Shakespeare said “What’s in a name? That which we call a rose / By any other name would smell as sweet.” In a recent article called “Our Decrepit Food Factories” Michael Pollan said this:
“Confucius advised that if we hoped to repair what was wrong in the world, we had best start with the ‘rectification of the names.’ The corruption of society begins with the failure to call things by their proper names, he maintained, and its renovation begins with the reattachment of words to real things and precise concepts.”
This is the problem with a lot of the labeling of our food. You may have bought some food-like products that say “Made with Real cheese.” If you look closely there is a trademark after the word “Real.” That cheese is not real as in “authentic” or “not fake.” “Real” is the brand of cheese used in your food-like product.
“Organic” was dubbed one of 2007’s most overused words. It is used so much that it has little meaning anymore. Apple’s dictionary says this…
organic |ôrˈganik|adjective1 of, relating to, or derived from living matter : organic soils.• Chemistry of, relating to, or denoting compounds containing carbon (other than simple binary compounds and salts) and chiefly orultimately of biological origin. Compare with inorganic .• (of food or farming methods) produced or involving productionwithout the use of chemical fertilizers, pesticides, or other artificial agents.2 Physiology of or relating to a bodily organ or organs.• Medicine (of a disease) affecting the structure of an organ.3 denoting a relation between elements of something such that they fit together harmoniously as necessary parts of a whole : the organic unityof the integral work of art.• characterized by continuous or natural development : companies expand as much by acquisition as by organic growth.DERIVATIVESorganically |-ik(ə)lē| |ɔrˈgønək(ə)li| adverbORIGIN late Middle English : via Latin from Greek organikos ‘relating to an organ or instrument.’
The USDA standards for labeling something organic pretty much fit definition one, but industrial organic farming is far from perfect. You can fly asparagus from Argentina to New York in the middle of winter and label them organic. It just means your Argentinean farmer left off the DDT. Unfortunately, it means still participating in a process for acquiring food that seems far from organic (see definition three above).

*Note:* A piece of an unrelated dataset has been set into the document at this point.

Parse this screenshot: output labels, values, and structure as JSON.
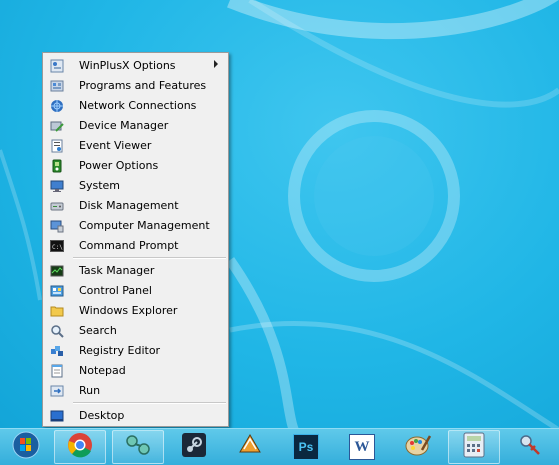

“Cage free” or “free range” chicken or eggs is another misnomer. You imagine that the lucky chickens get to run around freely in some pasture and live the life God intended. The standards for labeling still allow birds to be kept in battery cages and debeaked. The reality is that many of the chickens producing “free range” eggs never actually get to run in the “free range” just beyond their door.
Confucius was right, we need to reclaim the words we use to describe our food and the world around us. Jesus also said “”But let your statement be, ‘Yes, yes’ or ‘No, no’; anything beyond these is of evil.”

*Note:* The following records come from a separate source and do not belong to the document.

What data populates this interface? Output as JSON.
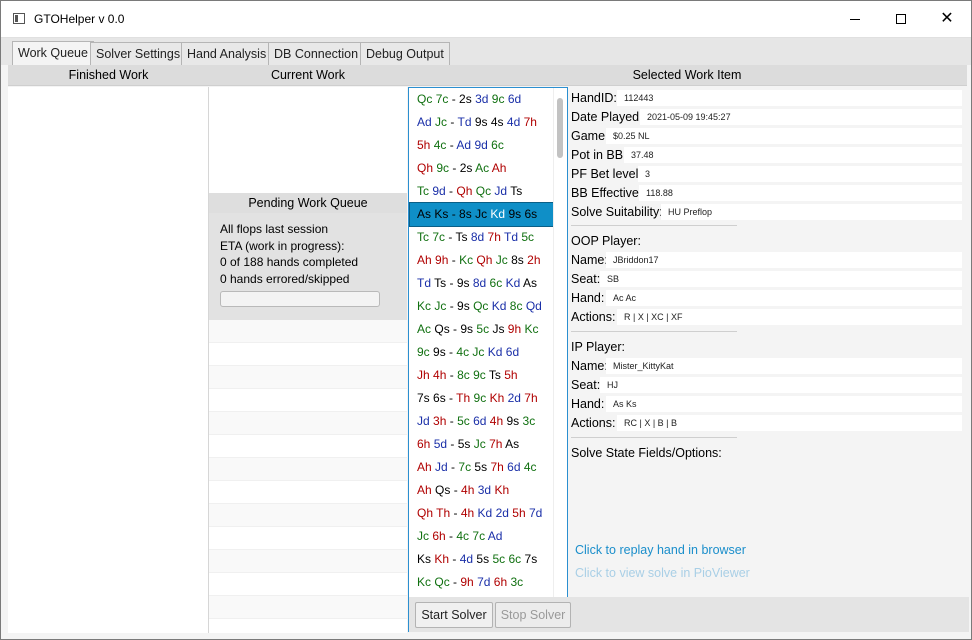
{
  "window": {
    "title": "GTOHelper v 0.0"
  },
  "tabs": [
    "Work Queue",
    "Solver Settings",
    "Hand Analysis",
    "DB Connection",
    "Debug Output"
  ],
  "columns": {
    "finished": "Finished Work",
    "current": "Current Work",
    "selected": "Selected Work Item"
  },
  "pending": {
    "header": "Pending Work Queue",
    "lines": [
      "All flops last session",
      "ETA (work in progress):",
      "0 of 188 hands completed",
      "0 hands errored/skipped"
    ],
    "progress": 0
  },
  "flops": [
    [
      "Qc",
      "7c",
      "2s",
      "3d",
      "9c",
      "6d"
    ],
    [
      "Ad",
      "Jc",
      "Td",
      "9s",
      "4s",
      "4d",
      "7h"
    ],
    [
      "5h",
      "4c",
      "Ad",
      "9d",
      "6c"
    ],
    [
      "Qh",
      "9c",
      "2s",
      "Ac",
      "Ah"
    ],
    [
      "Tc",
      "9d",
      "Qh",
      "Qc",
      "Jd",
      "Ts"
    ],
    [
      "As",
      "Ks",
      "8s",
      "Jc",
      "Kd",
      "9s",
      "6s"
    ],
    [
      "Tc",
      "7c",
      "Ts",
      "8d",
      "7h",
      "Td",
      "5c"
    ],
    [
      "Ah",
      "9h",
      "Kc",
      "Qh",
      "Jc",
      "8s",
      "2h"
    ],
    [
      "Td",
      "Ts",
      "9s",
      "8d",
      "6c",
      "Kd",
      "As"
    ],
    [
      "Kc",
      "Jc",
      "9s",
      "Qc",
      "Kd",
      "8c",
      "Qd"
    ],
    [
      "Ac",
      "Qs",
      "9s",
      "5c",
      "Js",
      "9h",
      "Kc"
    ],
    [
      "9c",
      "9s",
      "4c",
      "Jc",
      "Kd",
      "6d"
    ],
    [
      "Jh",
      "4h",
      "8c",
      "9c",
      "Ts",
      "5h"
    ],
    [
      "7s",
      "6s",
      "Th",
      "9c",
      "Kh",
      "2d",
      "7h"
    ],
    [
      "Jd",
      "3h",
      "5c",
      "6d",
      "4h",
      "9s",
      "3c"
    ],
    [
      "6h",
      "5d",
      "5s",
      "Jc",
      "7h",
      "As"
    ],
    [
      "Ah",
      "Jd",
      "7c",
      "5s",
      "7h",
      "6d",
      "4c"
    ],
    [
      "Ah",
      "Qs",
      "4h",
      "3d",
      "Kh"
    ],
    [
      "Qh",
      "Th",
      "4h",
      "Kd",
      "2d",
      "5h",
      "7d"
    ],
    [
      "Jc",
      "6h",
      "4c",
      "7c",
      "Ad"
    ],
    [
      "Ks",
      "Kh",
      "4d",
      "5s",
      "5c",
      "6c",
      "7s"
    ],
    [
      "Kc",
      "Qc",
      "9h",
      "7d",
      "6h",
      "3c"
    ]
  ],
  "selected_flop_index": 5,
  "suit_colors": {
    "s": "#000000",
    "h": "#b00000",
    "d": "#1a2fa8",
    "c": "#107010"
  },
  "detail": {
    "hand_id_label": "HandID:",
    "hand_id": "112443",
    "date_label": "Date Played:",
    "date": "2021-05-09 19:45:27",
    "game_label": "Game:",
    "game": "$0.25 NL",
    "pot_label": "Pot in BB:",
    "pot": "37.48",
    "pf_label": "PF Bet level:",
    "pf": "3",
    "bbeff_label": "BB Effective:",
    "bbeff": "118.88",
    "suit_label": "Solve Suitability:",
    "suit": "HU Preflop",
    "oop_title": "OOP Player:",
    "oop_name_label": "Name:",
    "oop_name": "JBriddon17",
    "oop_seat_label": "Seat:",
    "oop_seat": "SB",
    "oop_hand_label": "Hand:",
    "oop_hand": "Ac Ac",
    "oop_actions_label": "Actions:",
    "oop_actions": "R | X | XC | XF",
    "ip_title": "IP Player:",
    "ip_name_label": "Name:",
    "ip_name": "Mister_KittyKat",
    "ip_seat_label": "Seat:",
    "ip_seat": "HJ",
    "ip_hand_label": "Hand:",
    "ip_hand": "As Ks",
    "ip_actions_label": "Actions:",
    "ip_actions": "RC | X | B | B",
    "solve_fields_title": "Solve State Fields/Options:",
    "link_replay": "Click to replay hand in browser",
    "link_pio": "Click to view solve in PioViewer"
  },
  "solver": {
    "start_label": "Start Solver",
    "stop_label": "Stop Solver"
  }
}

There is legislation in Congress called Country of Origin Labeling (COOL) that would require labels to specify where things come from. So tell your representative to support it. You could also start calling things “food-like substances” when they have more than five ingredients you don’t recognize or can’t pronounce. Maybe we should label foods “Oil-based” that travel more than a certain distance.
What things have you noticed with names that are just wrong? What would you rename things to be more accurate? Go ahead be creative.
0 comments on “Naming Names and The Ones Who Name Them”